  • Full-fingered gloves, preferably leather, but at least with leather palms. Street motorcycle gloves range in price from $25 - $300. Your hands are going to be manipulating the clutch, the front brake and the throttle. You want decent gloves that are going to help you manipulate everything without any problems. If you can get some real motorcycle gloves for your class, they will help tremendously. Being able to grip the throttle and the front brake will make such a big difference in your performance. There are hundreds of styles, types and brands to choose from, so if you can purchase at least one new thing for the class, buy good gloves. Especially if you're going to be riding in wet or cold weather. Keeping your hands dry and warm are really go to make a difference.

  • Your eyes must be protected at all times. This means that when you're on the bike, you must have your visor down or if you have an open face helmet, you need to wear eye protection. Preferably with shatterproof lenses, such as safety glasses. Most schools will accept regular sunglasses or eyeglasses. Visors are shatterproof, so that's why they're considered eye protection. Here’s a pair of cool photochromic sunglasses that would work well.
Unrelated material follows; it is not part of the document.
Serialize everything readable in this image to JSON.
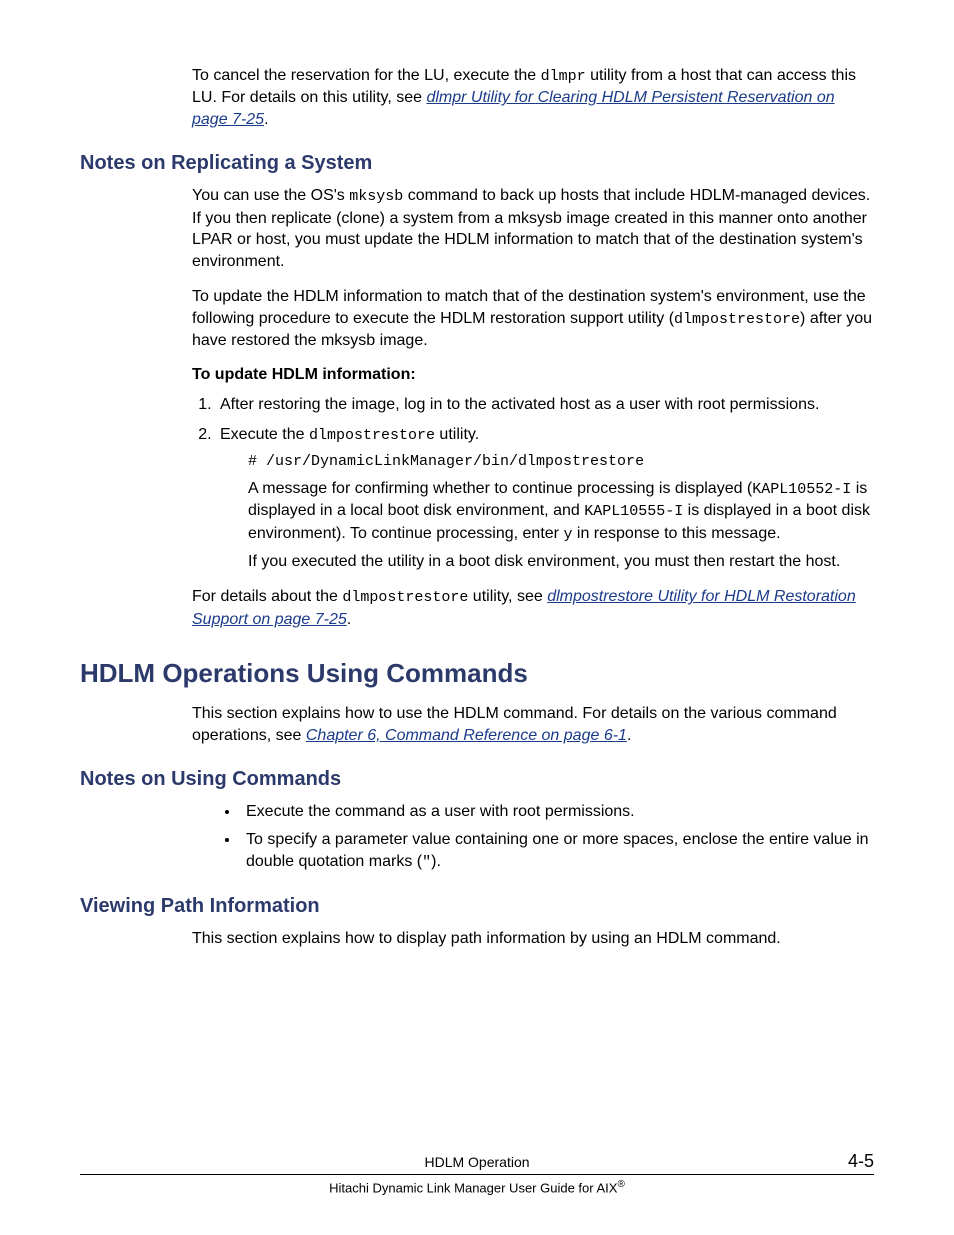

So now that you know what to wear for the class, get a GOOD night's sleep, have a solid breakfast and bring some water/snacks to the range! Try not to 'study' for the class, as all you need to know is what you were taught in the classroom.

These gear preparations are simply my opinions as to what will really help you on the range and set you up for success in the future. More often than not, people put less thought into their gear and too much thought into studying more than they're taught in classroom. Everything you need to know is in the Rider Handbook. If you're going to study anything, just stick to that and you're golden.

Remember, the MSF Basic Rider Course is only your FIRST step into the world of motorcycling! You have your whole life ahead of you to keep learning. Why overload yourself with more information than you need? Keep it simple and remember that this class is designed for the true novice in mind (never seen, sat on or ridden a motorcycle).

And most importantly, Have FUN!

budget gear and newenough.com

For those of you looking for a good deal on inexpensive, protective gear, remember to check www.newenough.com, they always have amazing deals (and reviews) as well. This week, they have Setup boots for $79 and River Road Mesh overpants for $30. Unfortunately the Setup boots are only in 4 sizes (european 38-41), but if you're lucky enough to fit these sizes, these can be a really good deal.


I wouldn't count on these carrying you for the rest of your life, but you're completely poor after shelling out $3k on your bike and another $500-$600 on insurance, then you probably don't have another $1k to spend on gear. BUT do start saving for better gear asap. This is good starter gear, but I wouldn't count on them forever.